Last Updated on March 18, 2023
Notes from the 2nd annual New York Hot Sauce Expo
THE TOP FIVE
As promised, here’s my run-down of my five favourite hot sauce stands at the Expo. That’s not to say the other forty or so folk doing their thing don’t merit mention: so many good people, good ideas, and ultimately, good sauces. But too many to list. So thanks to everyone doing their bit to keep it spicy!
And without further ado, the Top Five:
Puckerbutt: My first stop on the proverbial Hot Sauce Expo train. The company lays claim to creating the Smokin’ Ed’s Carolina Reaper, 2013’s hottest chili. Wonderful South Carolina folk who knew their stuff and were keen to recommend a sauce for any taste or occasion. I plumped for a bottle of their Purgatory sauce, a searing hot number (though definitely not their hottest) with a deep, smoky, flavour and a heat that takes over the mouth and lingers, in a way that borders on the unpleasant but manages to remain satisfying.
Torchbearer: Wow. A veritable plethora of sauces. The sauce samples on their stand were lined up in heat order: from the very mildest upwards. Each one packed with flavour. The sky was indeed the limit for these guys, too. Every single one was delicious in its own way, from the self explanatory Oh My Garlic! to the outrageous The Rapture, which claims to be the hottest natural sauce in the world. I have no problem believing that. My choice, the Zombie Apocalypse, was a step down from this: full of Bhut Jolokia peppers and insanely hot, but irresistibly tasty. The fact they only sold this in bottles half the size of regular ones tells you all you need to know.

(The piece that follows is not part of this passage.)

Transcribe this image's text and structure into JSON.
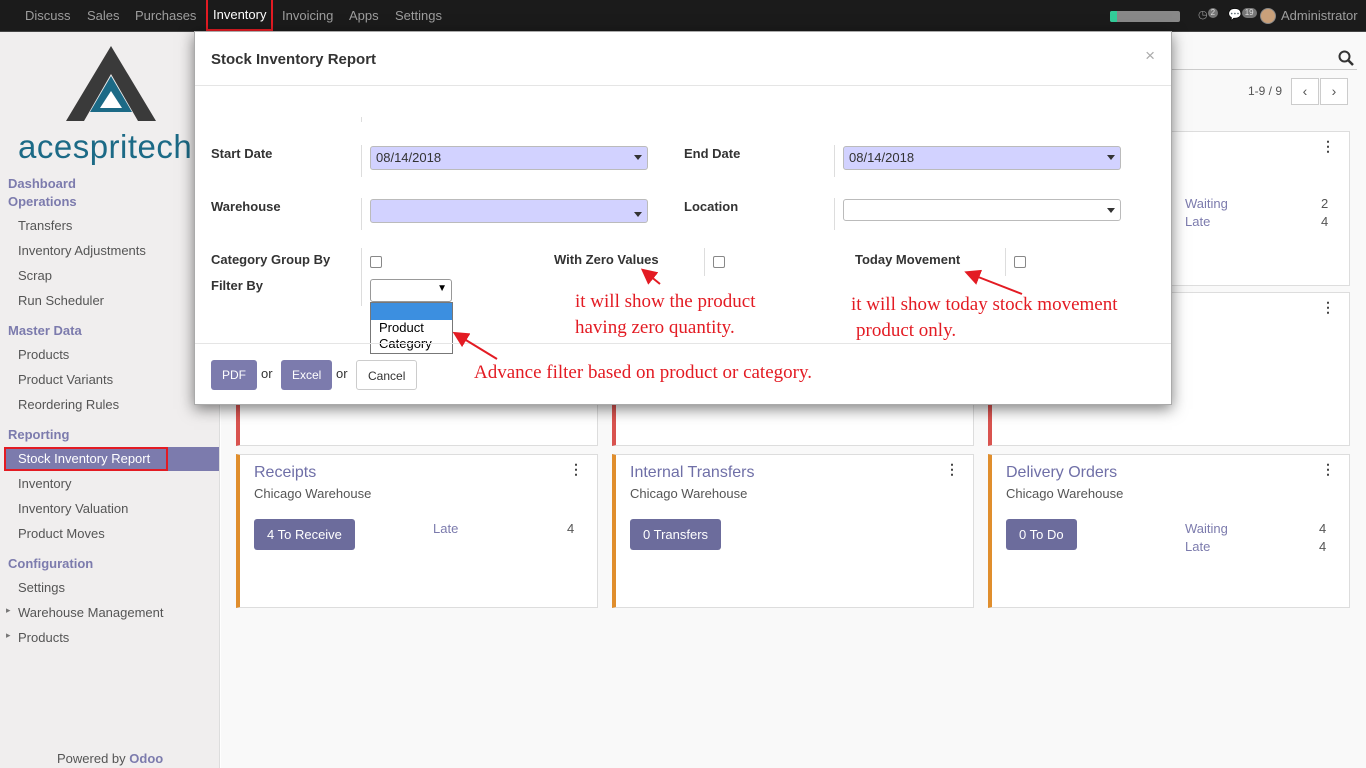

Whitehouse Station: This might just be the pick of the bunch for me. Straight-up, simple habanero hot sauce. Sweet, tangy, with all that delicious habanero flavour. It’s hot, but not intimidating, or even overbearing. It leaves a lovely tingle on the palate without ever taking over. All about the flavour: none of that “my sauce is hotter than yours” willy-waving (which, on balance, has its place, but isn’t the be-all-and-end-all). What I really like about these guys is that they don’t mess around: they make just the one product and they’ve really worked on making this as good as it could be. I could tell by talking to the owner that this sauce was a true labour of love. I suppose if you’re going to live or die on the power of a single product then it needs to be! Top marks.
High River Sauces: Now this was interesting. The owner had melded a career in the music industry with a passion for the culinary arts, publishing a recipe anthology entitled “Mosh Potatoes”, charting favourite recipes from the biggest bands in hard rock and heavy metal. He was showcasing a hot sauce, called the Grapes of Wrath, created by some bloke from a band called Trans-Siberian Orchestra who, shamefully, I had never heard of. The sauce was good though. As were the rest. My take-home was a bottle of Foo Foo Mama Choo, another Smokin’ Ed’s Carolina Reaper-heavy recipe. Not nearly as hot as the Purgatory, although it still has a serious kick; the burn creeps up and takes over the mouth in much the same way. What really sets this sauce apart from the rest is the fresh ginger, which gives it a delicious, clean, fresh flavour that adds real zip up front but goes as deep as the heat.
Defcon: Strictly speaking, not a hot sauce, but the chap behind these delightful wing sauces and horseradishes certainly takes his spicy seriously. Dressed as what I might describe as some kind of post-Mad Max dystopian cyber villain (replete with those weird contact lenses that make your eyes all white except for the black dot in the middle), he gave us the lowdown on his selection in his own inimitable way. The Habby Horse horseradish was satisfyingly sinus scorching as well as having that inimitable habanero kick; the Defcon #1 Buffalo wing sauce kicked the crap out of anything I’ve ever had in the bars of New York. And as a man with a nigh-on crippling addiction to Buffalo wings, that’s high praise indeed. It had a depth of flavour that went way beyond the usual synthetic and salty Frank’s Red Hot sauce that you’ll find most wings doused in (I realise this might be lost on many of you unfamiliar with the US. If you ever make it to NY, I’d be more than happy to show you the Way of the Wing). That unmistakable tangy flavour has its place, and isn’t altogether unpleasant, but I wouldn’t be upset if Defcon’s blends became just as ubiquitous as Frank’s. Far from it.